Daniel and Hannah Garnett were among the first Blacks to live in Evanston. Their daughter, Isabella Garnett (1872-1948), initially earned a nursing degree but then went to medical school and became one of the first Black female physicians in Illinois. Because Evanston hospitals did not treat Black patients, Garnett and her husband founded the Evanston Sanitarium and Training School on the upper floor of their home in 1914. Ten years after opening the sanitarium, Garnett’s husband suddenly died. Garnett renamed the sanitarium “Butler Hospital” (after her husband) and went on to manage it on her own. The Black population in Evanston grew to over 5,000 residents but the only Evanston hospital where they could be treated was Butler Hospital. In 1930 Butler Hospital merged with The Booker T. Washington Association of Evanston and was renamed The Community Hospital of Evanston. Garnett served as its superintendent and at the age of 76, she she died in the hospital which she had founded.
Why this stop? The Central station is across the street from Evanston Hospital, one of the town’s hospitals which did not treat Black patients in the first half of the 20th century.

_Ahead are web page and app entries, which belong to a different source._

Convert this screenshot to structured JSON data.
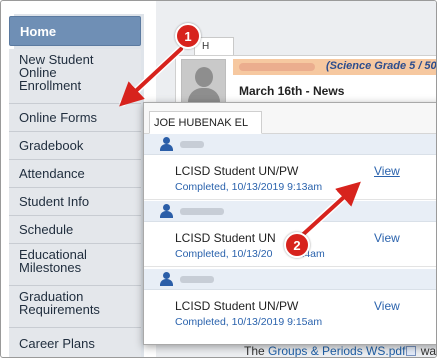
{
  "sidebar": {
    "items": [
      {
        "label": "Home"
      },
      {
        "label": "New Student Online Enrollment"
      },
      {
        "label": "Online Forms"
      },
      {
        "label": "Gradebook"
      },
      {
        "label": "Attendance"
      },
      {
        "label": "Student Info"
      },
      {
        "label": "Schedule"
      },
      {
        "label": "Educational Milestones"
      },
      {
        "label": "Graduation Requirements"
      },
      {
        "label": "Career Plans"
      }
    ]
  },
  "background": {
    "tab_label": "H",
    "science_label": "(Science Grade 5 / 50",
    "news_heading": "March 16th - News",
    "bottom_text_prefix": "The ",
    "bottom_text_link": "Groups & Periods WS.pdf",
    "bottom_text_suffix": " wa"
  },
  "popup": {
    "tab_label": "JOE HUBENAK EL",
    "forms": [
      {
        "title": "LCISD Student UN/PW",
        "status": "Completed, 10/13/2019 9:13am",
        "action": "View"
      },
      {
        "title": "LCISD Student UN",
        "status": "Completed, 10/13/20",
        "status_suffix": "14am",
        "action": "View"
      },
      {
        "title": "LCISD Student UN/PW",
        "status": "Completed, 10/13/2019 9:15am",
        "action": "View"
      }
    ]
  },
  "annotations": {
    "callout1": "1",
    "callout2": "2",
    "color": "#d7231d"
  },
  "colors": {
    "home_bg": "#6f8fb5",
    "link": "#2b63ad",
    "student_row": "#e8eef6"
  }
}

Connect — Go to 1918 Asbury Avenue to see the house which had been both home to Isabella Garnett as well as the Evanston Sanitarium and Training School.